Location - Climate
Surrounded by the Himalayas, Bhutan is a small South Asian country sandwiched between India and Tibet. Bhutans geography consists mostly of steep and high mountains crisscrossed by a network of swift rivers, which form deep valleys before draining into the Indian plains. The land rises from 200 meters above sea level in the southern foothills to 7000 meters high northern mountains.
The climate varies hot subtropical in south to cold alpine slopes in the north. Human settlement is confined mostly to interior river valleys and a swath of southern plains; nomads and other tribes live in the north, raising sheep, cattle and yaks. Bhutan straddle two major bio-geographic realms, the Indo-Malayan realm consisting of the lowland rain forests of South and Southeast Asia and the Pale-arctic realm consisting of conifer forests and alpine meadows of northern Asia and Europe.
Geographically, Bhutan is divided into three zones: the southern zone, which has low foothills that are covered with dense tropical forests; the central zone, which primarily consists of fertile valleys at altitudes that range from 3,500 to 10,000 feet (1,060 to 3,050 meters); and the northern zone, which has valleys at heights that range from 11,000 to 28,000 feet (3,350 to 8,535 meters). It is this northern section that forms part of the Himalayas with its high peaks along the Tibetan borders.
The largest percentage of the population lives in the central zone.
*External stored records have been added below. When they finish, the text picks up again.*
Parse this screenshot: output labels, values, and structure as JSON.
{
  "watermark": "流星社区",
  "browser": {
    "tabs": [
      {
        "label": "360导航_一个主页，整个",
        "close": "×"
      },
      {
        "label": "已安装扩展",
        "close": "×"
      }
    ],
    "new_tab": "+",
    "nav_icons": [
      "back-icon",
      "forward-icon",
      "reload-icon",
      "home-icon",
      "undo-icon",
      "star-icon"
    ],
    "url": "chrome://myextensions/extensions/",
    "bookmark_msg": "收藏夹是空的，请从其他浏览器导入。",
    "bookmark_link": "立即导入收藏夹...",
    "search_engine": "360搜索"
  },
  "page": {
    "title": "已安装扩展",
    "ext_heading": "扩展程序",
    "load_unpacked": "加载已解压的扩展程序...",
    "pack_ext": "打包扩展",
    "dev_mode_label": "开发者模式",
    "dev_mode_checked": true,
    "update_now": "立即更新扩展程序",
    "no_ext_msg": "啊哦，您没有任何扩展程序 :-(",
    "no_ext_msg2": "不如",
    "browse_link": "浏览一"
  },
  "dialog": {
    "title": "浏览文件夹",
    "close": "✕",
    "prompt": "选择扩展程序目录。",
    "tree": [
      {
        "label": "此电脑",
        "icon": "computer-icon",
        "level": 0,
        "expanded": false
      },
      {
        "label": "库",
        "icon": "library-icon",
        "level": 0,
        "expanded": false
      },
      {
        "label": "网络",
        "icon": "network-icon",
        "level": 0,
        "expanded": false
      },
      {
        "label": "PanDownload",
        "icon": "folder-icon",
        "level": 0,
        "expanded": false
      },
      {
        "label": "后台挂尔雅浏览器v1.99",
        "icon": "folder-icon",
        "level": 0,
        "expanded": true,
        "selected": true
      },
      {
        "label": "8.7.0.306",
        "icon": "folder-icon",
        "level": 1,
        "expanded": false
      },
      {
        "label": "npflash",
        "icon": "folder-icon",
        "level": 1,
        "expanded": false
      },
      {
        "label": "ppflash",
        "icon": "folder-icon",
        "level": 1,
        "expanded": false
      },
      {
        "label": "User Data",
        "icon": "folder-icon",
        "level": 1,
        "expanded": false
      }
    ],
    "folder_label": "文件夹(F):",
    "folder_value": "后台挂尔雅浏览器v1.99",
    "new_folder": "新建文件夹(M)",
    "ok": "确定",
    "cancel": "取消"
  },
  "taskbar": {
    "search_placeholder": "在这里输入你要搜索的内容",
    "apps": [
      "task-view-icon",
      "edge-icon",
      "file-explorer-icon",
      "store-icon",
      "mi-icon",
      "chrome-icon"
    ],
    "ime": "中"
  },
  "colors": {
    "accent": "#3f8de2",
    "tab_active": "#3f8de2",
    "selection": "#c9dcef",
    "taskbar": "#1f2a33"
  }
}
The federal capital of Thimphu is located along the river of the same name in this section of the country.